» **Exercise data**
┄┄┄┄┄┄┄┄┄┄

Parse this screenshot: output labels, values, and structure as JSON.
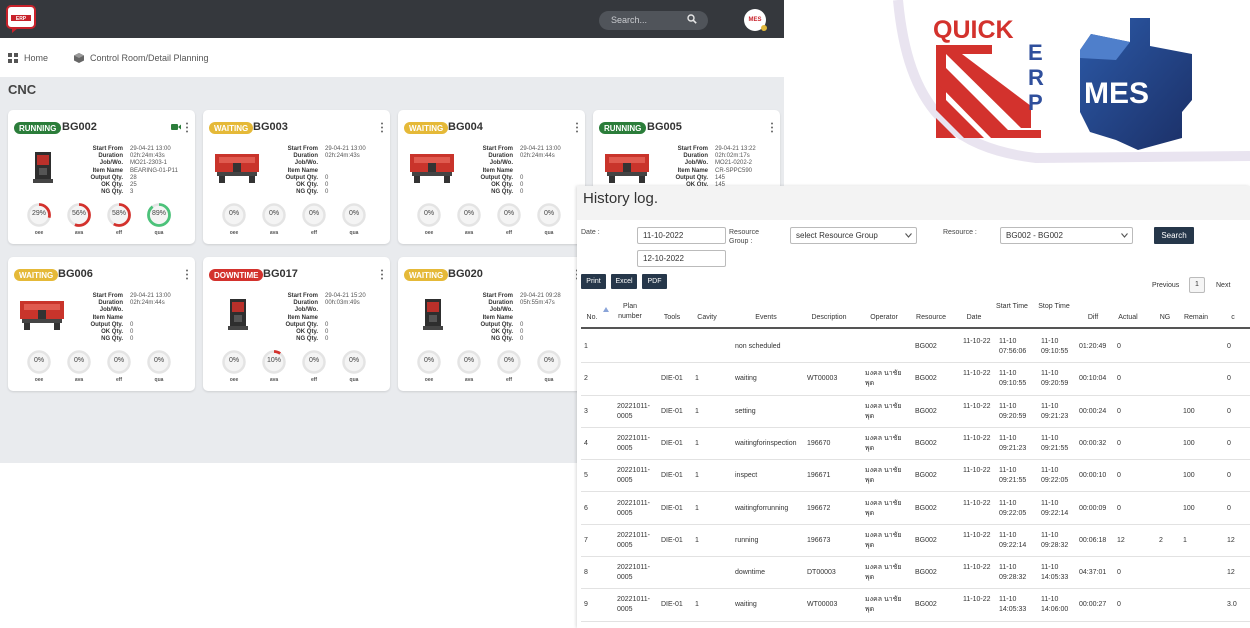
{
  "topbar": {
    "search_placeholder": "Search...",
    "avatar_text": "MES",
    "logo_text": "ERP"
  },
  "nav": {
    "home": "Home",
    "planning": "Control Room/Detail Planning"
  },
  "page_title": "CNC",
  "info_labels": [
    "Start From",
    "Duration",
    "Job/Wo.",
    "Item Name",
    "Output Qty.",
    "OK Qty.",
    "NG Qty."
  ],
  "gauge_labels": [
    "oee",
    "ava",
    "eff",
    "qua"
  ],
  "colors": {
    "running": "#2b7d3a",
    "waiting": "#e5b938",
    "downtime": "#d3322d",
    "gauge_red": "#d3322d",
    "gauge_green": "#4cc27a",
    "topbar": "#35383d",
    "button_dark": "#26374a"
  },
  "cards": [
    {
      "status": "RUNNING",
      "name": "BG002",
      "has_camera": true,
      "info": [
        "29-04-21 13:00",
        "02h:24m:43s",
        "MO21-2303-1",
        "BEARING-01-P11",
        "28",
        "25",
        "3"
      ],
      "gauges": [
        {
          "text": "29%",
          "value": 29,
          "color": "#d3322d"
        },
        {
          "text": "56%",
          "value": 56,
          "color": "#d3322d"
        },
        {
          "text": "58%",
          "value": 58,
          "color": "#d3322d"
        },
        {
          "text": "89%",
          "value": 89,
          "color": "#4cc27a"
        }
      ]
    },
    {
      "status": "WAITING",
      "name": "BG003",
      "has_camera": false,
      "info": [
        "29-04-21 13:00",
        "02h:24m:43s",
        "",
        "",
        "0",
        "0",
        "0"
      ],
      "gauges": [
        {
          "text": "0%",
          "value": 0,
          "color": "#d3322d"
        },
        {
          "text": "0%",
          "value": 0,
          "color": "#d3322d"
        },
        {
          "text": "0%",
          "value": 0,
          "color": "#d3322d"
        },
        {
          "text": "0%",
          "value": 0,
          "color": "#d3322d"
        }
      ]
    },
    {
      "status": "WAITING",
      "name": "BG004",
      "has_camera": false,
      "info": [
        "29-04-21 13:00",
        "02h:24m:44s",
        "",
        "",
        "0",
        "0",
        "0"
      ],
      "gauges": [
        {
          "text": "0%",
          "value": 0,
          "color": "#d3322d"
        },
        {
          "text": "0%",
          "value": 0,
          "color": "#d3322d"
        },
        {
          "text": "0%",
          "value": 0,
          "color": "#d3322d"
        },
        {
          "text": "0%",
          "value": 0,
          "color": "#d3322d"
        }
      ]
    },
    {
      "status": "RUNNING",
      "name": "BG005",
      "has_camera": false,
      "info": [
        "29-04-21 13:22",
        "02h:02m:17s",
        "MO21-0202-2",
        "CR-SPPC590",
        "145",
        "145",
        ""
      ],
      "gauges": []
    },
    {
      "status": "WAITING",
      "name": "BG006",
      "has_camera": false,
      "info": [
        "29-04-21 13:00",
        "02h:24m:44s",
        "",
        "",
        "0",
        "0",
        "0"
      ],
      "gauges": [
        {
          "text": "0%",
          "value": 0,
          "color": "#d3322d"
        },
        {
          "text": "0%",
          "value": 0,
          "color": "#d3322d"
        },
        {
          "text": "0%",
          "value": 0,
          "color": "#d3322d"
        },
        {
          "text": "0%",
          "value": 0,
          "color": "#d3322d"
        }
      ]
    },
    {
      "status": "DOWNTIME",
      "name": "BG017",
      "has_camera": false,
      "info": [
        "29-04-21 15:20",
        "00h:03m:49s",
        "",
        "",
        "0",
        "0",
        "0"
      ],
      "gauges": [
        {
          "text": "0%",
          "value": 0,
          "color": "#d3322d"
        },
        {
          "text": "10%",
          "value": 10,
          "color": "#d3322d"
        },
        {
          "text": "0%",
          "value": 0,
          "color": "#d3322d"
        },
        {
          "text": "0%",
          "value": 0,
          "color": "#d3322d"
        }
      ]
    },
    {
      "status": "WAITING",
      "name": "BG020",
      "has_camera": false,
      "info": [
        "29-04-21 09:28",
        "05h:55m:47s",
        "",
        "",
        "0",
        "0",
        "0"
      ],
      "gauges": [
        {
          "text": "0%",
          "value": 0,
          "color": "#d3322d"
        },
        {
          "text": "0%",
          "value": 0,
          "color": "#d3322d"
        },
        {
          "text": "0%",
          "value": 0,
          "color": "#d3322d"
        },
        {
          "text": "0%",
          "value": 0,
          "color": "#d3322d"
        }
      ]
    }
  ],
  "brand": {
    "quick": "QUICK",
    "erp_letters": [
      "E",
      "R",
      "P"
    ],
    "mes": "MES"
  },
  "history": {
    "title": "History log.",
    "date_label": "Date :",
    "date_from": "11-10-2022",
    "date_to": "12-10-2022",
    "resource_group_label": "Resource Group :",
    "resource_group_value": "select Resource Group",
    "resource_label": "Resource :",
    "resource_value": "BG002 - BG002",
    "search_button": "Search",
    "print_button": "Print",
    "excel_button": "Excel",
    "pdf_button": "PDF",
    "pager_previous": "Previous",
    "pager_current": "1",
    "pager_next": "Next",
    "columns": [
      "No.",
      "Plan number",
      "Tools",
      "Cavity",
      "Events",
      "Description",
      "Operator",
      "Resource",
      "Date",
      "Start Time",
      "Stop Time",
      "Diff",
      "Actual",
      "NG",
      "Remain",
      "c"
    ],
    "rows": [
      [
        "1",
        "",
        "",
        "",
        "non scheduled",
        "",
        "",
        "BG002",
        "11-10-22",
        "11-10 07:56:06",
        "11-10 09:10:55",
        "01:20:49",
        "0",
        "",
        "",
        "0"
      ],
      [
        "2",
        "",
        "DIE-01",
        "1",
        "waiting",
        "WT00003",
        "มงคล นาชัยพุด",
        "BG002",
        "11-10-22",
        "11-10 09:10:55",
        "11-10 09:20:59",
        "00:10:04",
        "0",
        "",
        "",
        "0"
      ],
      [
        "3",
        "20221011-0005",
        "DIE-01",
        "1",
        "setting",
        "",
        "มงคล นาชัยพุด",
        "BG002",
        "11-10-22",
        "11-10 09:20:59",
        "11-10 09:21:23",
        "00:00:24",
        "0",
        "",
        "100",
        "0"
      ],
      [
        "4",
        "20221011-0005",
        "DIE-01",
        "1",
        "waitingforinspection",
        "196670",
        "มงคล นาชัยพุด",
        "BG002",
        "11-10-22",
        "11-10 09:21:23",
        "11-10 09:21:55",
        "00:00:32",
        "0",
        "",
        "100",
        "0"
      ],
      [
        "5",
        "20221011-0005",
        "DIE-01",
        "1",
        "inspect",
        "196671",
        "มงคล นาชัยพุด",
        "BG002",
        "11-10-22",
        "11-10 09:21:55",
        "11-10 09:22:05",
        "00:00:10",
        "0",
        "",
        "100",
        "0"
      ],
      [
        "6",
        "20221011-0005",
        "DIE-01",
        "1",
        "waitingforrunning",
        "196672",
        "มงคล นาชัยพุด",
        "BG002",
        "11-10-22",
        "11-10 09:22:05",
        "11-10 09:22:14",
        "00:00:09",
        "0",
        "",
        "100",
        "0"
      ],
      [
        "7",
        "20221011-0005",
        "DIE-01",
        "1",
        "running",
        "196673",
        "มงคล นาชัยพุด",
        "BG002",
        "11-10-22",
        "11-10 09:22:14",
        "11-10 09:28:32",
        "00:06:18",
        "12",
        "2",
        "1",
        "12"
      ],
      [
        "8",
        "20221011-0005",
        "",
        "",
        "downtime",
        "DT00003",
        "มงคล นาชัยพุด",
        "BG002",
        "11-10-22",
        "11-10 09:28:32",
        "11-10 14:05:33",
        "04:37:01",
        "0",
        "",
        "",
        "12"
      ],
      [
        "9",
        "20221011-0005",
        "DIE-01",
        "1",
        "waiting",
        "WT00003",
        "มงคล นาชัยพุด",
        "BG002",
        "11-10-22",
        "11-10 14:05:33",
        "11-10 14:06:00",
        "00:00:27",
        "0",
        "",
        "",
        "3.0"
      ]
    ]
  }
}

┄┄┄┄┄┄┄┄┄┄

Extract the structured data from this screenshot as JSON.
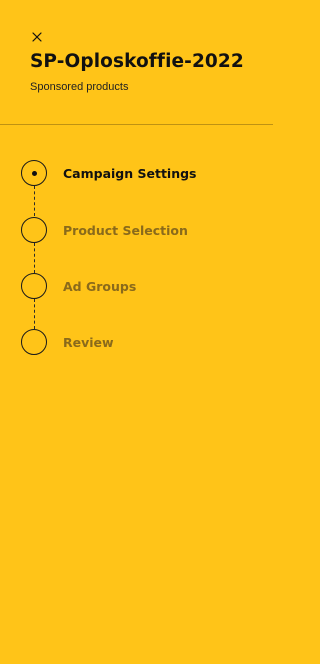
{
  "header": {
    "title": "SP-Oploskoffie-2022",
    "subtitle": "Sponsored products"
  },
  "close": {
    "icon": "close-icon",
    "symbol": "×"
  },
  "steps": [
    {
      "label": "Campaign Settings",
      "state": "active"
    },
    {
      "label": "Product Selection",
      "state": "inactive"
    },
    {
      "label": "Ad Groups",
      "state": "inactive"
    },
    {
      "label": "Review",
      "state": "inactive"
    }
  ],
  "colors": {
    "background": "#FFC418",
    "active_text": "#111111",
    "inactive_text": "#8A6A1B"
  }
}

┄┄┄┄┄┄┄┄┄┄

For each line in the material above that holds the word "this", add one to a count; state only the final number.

2